(Page and application data records)
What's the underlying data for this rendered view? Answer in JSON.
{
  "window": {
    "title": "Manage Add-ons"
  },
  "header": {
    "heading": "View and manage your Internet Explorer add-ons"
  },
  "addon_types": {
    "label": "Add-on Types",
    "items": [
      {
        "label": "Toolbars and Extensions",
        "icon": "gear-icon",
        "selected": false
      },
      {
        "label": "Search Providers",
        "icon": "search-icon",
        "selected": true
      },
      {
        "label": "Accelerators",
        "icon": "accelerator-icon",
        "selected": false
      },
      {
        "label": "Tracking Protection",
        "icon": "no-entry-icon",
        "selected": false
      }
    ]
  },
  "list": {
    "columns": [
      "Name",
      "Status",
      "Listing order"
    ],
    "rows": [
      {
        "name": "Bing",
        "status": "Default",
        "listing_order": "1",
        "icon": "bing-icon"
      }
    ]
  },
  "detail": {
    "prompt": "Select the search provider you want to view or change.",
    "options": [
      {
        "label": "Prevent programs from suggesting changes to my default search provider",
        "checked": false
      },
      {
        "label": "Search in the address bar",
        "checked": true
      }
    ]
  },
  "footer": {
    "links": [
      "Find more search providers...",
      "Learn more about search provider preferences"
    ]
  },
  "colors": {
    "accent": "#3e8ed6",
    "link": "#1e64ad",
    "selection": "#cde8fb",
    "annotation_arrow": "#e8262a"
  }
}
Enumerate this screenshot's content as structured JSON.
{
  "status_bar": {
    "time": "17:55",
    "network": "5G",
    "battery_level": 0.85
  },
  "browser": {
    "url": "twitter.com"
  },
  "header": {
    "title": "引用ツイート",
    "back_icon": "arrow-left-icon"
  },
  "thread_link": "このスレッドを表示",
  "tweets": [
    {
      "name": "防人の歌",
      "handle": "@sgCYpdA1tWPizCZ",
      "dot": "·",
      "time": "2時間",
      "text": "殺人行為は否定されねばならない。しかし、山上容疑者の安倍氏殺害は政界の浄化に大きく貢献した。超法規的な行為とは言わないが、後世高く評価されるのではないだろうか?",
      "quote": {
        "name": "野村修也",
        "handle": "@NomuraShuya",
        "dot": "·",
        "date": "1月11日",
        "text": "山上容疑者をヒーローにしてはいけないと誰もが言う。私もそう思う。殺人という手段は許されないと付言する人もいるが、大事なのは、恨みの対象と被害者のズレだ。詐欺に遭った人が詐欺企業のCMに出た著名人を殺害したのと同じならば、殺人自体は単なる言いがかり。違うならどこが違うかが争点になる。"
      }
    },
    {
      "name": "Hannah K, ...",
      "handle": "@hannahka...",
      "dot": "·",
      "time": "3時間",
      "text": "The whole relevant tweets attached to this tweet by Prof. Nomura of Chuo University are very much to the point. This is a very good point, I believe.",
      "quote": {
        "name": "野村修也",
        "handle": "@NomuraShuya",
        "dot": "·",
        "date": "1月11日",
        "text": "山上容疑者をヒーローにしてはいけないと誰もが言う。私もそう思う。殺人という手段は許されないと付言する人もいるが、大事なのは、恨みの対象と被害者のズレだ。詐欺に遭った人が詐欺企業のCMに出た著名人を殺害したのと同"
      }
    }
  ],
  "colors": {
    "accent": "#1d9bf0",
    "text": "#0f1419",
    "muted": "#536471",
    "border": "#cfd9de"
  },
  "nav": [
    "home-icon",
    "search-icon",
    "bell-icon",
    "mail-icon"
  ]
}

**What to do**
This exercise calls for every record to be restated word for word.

**Reply**
What's the underlying data for this rendered view? Answer in JSON.
{
  "window": {
    "title": "Manage Add-ons"
  },
  "header": {
    "heading": "View and manage your Internet Explorer add-ons"
  },
  "addon_types": {
    "label": "Add-on Types",
    "items": [
      {
        "label": "Toolbars and Extensions",
        "icon": "gear-icon",
        "selected": false
      },
      {
        "label": "Search Providers",
        "icon": "search-icon",
        "selected": true
      },
      {
        "label": "Accelerators",
        "icon": "accelerator-icon",
        "selected": false
      },
      {
        "label": "Tracking Protection",
        "icon": "no-entry-icon",
        "selected": false
      }
    ]
  },
  "list": {
    "columns": [
      "Name",
      "Status",
      "Listing order"
    ],
    "rows": [
      {
        "name": "Bing",
        "status": "Default",
        "listing_order": "1",
        "icon": "bing-icon"
      }
    ]
  },
  "detail": {
    "prompt": "Select the search provider you want to view or change.",
    "options": [
      {
        "label": "Prevent programs from suggesting changes to my default search provider",
        "checked": false
      },
      {
        "label": "Search in the address bar",
        "checked": true
      }
    ]
  },
  "footer": {
    "links": [
      "Find more search providers...",
      "Learn more about search provider preferences"
    ]
  },
  "colors": {
    "accent": "#3e8ed6",
    "link": "#1e64ad",
    "selection": "#cde8fb",
    "annotation_arrow": "#e8262a"
  }
}
Enumerate this screenshot's content as structured JSON.
{
  "status_bar": {
    "time": "17:55",
    "network": "5G",
    "battery_level": 0.85
  },
  "browser": {
    "url": "twitter.com"
  },
  "header": {
    "title": "引用ツイート",
    "back_icon": "arrow-left-icon"
  },
  "thread_link": "このスレッドを表示",
  "tweets": [
    {
      "name": "防人の歌",
      "handle": "@sgCYpdA1tWPizCZ",
      "dot": "·",
      "time": "2時間",
      "text": "殺人行為は否定されねばならない。しかし、山上容疑者の安倍氏殺害は政界の浄化に大きく貢献した。超法規的な行為とは言わないが、後世高く評価されるのではないだろうか?",
      "quote": {
        "name": "野村修也",
        "handle": "@NomuraShuya",
        "dot": "·",
        "date": "1月11日",
        "text": "山上容疑者をヒーローにしてはいけないと誰もが言う。私もそう思う。殺人という手段は許されないと付言する人もいるが、大事なのは、恨みの対象と被害者のズレだ。詐欺に遭った人が詐欺企業のCMに出た著名人を殺害したのと同じならば、殺人自体は単なる言いがかり。違うならどこが違うかが争点になる。"
      }
    },
    {
      "name": "Hannah K, ...",
      "handle": "@hannahka...",
      "dot": "·",
      "time": "3時間",
      "text": "The whole relevant tweets attached to this tweet by Prof. Nomura of Chuo University are very much to the point. This is a very good point, I believe.",
      "quote": {
        "name": "野村修也",
        "handle": "@NomuraShuya",
        "dot": "·",
        "date": "1月11日",
        "text": "山上容疑者をヒーローにしてはいけないと誰もが言う。私もそう思う。殺人という手段は許されないと付言する人もいるが、大事なのは、恨みの対象と被害者のズレだ。詐欺に遭った人が詐欺企業のCMに出た著名人を殺害したのと同"
      }
    }
  ],
  "colors": {
    "accent": "#1d9bf0",
    "text": "#0f1419",
    "muted": "#536471",
    "border": "#cfd9de"
  },
  "nav": [
    "home-icon",
    "search-icon",
    "bell-icon",
    "mail-icon"
  ]
}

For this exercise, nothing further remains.